Step up to a full-length mirror and turn around. Then place all your weight on your left foot, and turn your right heel 45 degrees to the side and flex your calf. (Don’t tell us you don’t know the pose we’re talking about because you probably do this every time you wear shorts in the gym.) Are you satisfied with what you see? Does it look like someone jammed a grapefruit inside the back of your lower leg, or is there nothing there to flex?
Which Approach is Best?
The Internet fitness boom has given us loads of quality information, but when it comes to calf training much of the current wisdom leaves us scratching our heads. Take a long, hard look at any of the popular programs available today and you’ll find the majority tell us one of two things. Either we’re not supposed to train our calves because they’re worked hard enough by what we already do, or we’re advised to keep everything status quo — burning out our calves with 20–30-rep sets on standing and seated calf-raise machines.
Machine training is great for calf work because it allows you to isolate the muscle and train it as hard and heavy as you want, but what about adding a little athleticism to the mix?
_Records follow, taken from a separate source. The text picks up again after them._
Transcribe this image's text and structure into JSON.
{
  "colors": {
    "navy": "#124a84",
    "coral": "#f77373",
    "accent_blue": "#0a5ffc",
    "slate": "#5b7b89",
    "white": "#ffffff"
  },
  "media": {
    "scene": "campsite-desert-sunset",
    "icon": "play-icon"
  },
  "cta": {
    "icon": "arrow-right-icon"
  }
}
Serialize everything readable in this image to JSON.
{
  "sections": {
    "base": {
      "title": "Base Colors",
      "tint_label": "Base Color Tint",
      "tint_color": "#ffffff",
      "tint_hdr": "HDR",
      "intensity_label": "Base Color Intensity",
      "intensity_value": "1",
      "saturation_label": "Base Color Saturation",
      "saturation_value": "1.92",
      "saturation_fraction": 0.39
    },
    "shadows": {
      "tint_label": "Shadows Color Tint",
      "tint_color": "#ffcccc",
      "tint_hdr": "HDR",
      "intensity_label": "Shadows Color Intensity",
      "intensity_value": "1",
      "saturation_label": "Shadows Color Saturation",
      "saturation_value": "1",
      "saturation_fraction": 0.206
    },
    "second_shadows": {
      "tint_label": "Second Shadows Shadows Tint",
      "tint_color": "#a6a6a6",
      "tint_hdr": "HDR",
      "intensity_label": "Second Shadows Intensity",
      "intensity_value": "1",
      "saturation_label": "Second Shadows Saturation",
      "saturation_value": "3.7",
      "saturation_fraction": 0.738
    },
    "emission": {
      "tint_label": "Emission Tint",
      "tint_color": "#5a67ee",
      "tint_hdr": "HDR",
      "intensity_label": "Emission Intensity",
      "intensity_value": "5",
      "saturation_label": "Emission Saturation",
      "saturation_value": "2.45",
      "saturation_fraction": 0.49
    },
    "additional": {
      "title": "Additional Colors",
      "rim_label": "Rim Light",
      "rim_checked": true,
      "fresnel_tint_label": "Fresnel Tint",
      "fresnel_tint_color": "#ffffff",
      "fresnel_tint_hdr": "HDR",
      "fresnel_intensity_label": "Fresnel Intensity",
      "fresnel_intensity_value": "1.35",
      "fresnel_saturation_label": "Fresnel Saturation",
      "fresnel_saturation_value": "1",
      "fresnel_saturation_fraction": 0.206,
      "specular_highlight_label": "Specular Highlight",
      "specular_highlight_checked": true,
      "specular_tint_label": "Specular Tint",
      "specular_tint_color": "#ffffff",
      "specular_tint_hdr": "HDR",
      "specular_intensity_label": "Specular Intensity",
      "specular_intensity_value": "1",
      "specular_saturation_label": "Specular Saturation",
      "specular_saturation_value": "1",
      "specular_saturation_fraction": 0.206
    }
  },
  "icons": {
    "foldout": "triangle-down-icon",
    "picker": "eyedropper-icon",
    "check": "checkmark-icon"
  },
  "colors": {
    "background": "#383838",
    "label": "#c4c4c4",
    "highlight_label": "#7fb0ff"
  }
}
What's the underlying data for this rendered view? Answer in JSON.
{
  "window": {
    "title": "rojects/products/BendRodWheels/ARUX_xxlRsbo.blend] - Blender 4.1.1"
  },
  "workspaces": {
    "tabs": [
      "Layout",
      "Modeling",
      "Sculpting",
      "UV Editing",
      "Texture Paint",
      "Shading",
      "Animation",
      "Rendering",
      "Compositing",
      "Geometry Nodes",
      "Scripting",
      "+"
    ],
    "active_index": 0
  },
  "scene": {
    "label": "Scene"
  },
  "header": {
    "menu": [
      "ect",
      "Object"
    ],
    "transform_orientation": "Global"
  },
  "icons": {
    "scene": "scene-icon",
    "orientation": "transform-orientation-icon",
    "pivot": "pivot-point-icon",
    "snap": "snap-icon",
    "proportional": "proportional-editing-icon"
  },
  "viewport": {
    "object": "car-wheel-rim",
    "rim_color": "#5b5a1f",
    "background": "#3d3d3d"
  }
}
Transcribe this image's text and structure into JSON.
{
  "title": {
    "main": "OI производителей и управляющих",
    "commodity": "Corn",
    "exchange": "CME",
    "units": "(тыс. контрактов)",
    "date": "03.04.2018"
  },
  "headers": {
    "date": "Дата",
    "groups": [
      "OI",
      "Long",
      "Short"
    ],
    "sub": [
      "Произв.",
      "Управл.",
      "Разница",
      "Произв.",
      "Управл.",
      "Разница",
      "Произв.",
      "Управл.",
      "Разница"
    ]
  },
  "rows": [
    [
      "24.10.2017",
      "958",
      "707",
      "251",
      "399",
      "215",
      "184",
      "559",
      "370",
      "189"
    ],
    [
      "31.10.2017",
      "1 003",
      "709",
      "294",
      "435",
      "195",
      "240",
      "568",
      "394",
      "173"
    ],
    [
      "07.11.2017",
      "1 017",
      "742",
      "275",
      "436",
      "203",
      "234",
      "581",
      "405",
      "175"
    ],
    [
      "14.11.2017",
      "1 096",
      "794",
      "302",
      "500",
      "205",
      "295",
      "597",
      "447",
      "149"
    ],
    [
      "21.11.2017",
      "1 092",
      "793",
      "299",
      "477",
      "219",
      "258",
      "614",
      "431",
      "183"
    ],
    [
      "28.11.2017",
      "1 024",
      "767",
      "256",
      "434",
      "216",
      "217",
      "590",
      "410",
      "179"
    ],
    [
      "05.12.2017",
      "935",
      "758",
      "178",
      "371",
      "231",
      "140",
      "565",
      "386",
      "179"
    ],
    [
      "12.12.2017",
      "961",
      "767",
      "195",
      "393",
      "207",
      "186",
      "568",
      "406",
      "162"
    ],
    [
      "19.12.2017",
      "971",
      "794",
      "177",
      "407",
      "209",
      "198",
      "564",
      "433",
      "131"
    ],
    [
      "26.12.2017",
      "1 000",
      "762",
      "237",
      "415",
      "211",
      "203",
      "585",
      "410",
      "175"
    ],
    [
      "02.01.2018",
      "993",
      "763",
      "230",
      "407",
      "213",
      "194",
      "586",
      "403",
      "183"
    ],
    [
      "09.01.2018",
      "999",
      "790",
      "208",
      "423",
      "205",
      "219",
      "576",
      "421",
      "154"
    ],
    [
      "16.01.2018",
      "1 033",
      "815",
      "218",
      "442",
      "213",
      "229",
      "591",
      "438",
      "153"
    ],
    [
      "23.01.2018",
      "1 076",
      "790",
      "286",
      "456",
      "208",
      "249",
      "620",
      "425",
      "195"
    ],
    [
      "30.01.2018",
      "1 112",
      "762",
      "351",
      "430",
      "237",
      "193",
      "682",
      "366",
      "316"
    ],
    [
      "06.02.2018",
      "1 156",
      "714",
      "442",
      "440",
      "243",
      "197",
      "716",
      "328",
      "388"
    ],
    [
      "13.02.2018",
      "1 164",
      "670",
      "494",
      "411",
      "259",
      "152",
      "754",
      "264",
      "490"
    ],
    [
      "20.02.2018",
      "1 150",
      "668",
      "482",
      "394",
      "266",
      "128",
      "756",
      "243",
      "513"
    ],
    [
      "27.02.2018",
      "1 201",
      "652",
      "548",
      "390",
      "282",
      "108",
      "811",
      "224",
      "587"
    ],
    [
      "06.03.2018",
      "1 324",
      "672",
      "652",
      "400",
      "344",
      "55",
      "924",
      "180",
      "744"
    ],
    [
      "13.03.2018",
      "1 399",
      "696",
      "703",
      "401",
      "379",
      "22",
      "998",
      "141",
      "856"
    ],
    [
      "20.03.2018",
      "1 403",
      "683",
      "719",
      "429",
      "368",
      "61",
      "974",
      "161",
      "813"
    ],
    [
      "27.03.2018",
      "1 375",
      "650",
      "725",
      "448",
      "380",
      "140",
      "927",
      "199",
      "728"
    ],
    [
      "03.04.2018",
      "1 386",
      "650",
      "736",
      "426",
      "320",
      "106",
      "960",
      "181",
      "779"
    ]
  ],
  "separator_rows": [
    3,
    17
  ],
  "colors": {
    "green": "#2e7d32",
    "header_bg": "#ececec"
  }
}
If you’re bored with banging out set after set of machine raises, there are myriad other ways to give your calves their due, most of which offer exponentially more benefit than standard gym exercises in terms of improving your overall athletic ability and mobility while adding all the mass and definition you want. Read on to see the moves.
- Get yourself a quality jump rope and perform either timed sets — the duration depends on your experience and conditioning levels — or sets for a specific number of reps.
- Bounce on the balls of your feet and keep your ground contact time as short as possible.
Low Pogo Jump
- Stand with your feet together, your knees slightly bent and your hands in front of you at chest level, elbows bent.
- Jump up as fast as you can as if you’re jumping rope but without the rope.
- Two or three sets of 40–50 low pogo jumps are a staple in any dynamic warm-up and they’ll hit your calves hard.
High Pogo Jump
- Begin in the same position as the low pogo jump, but jump as high as you can using just your ankles and calves.
- Two or three sets of 15 reps will be plenty for beginners.
- This machine has become immensely popular of late, but before it ever crossed the Iron Curtain the exercise was known as the glute-ham-gastroc raise for the way it works the gastrocnemius muscle, which along with the soleus forms your calf.
- If you’re lucky enough to have access to one of these, perform 2–3 sets of as many reps as you can.
- Weve sung the praises of the dragging sled, which is one of the most versatile weapons in any training arsenal. When you load a sled with enough weight, you’ll no longer be able to strike the ground first with your heel, meaning you’ll essentially be walking on the balls of your feet.
- Do this for multiple trips of 50–60 yards and your calves will soon understand that sleds aren’t just for cardio.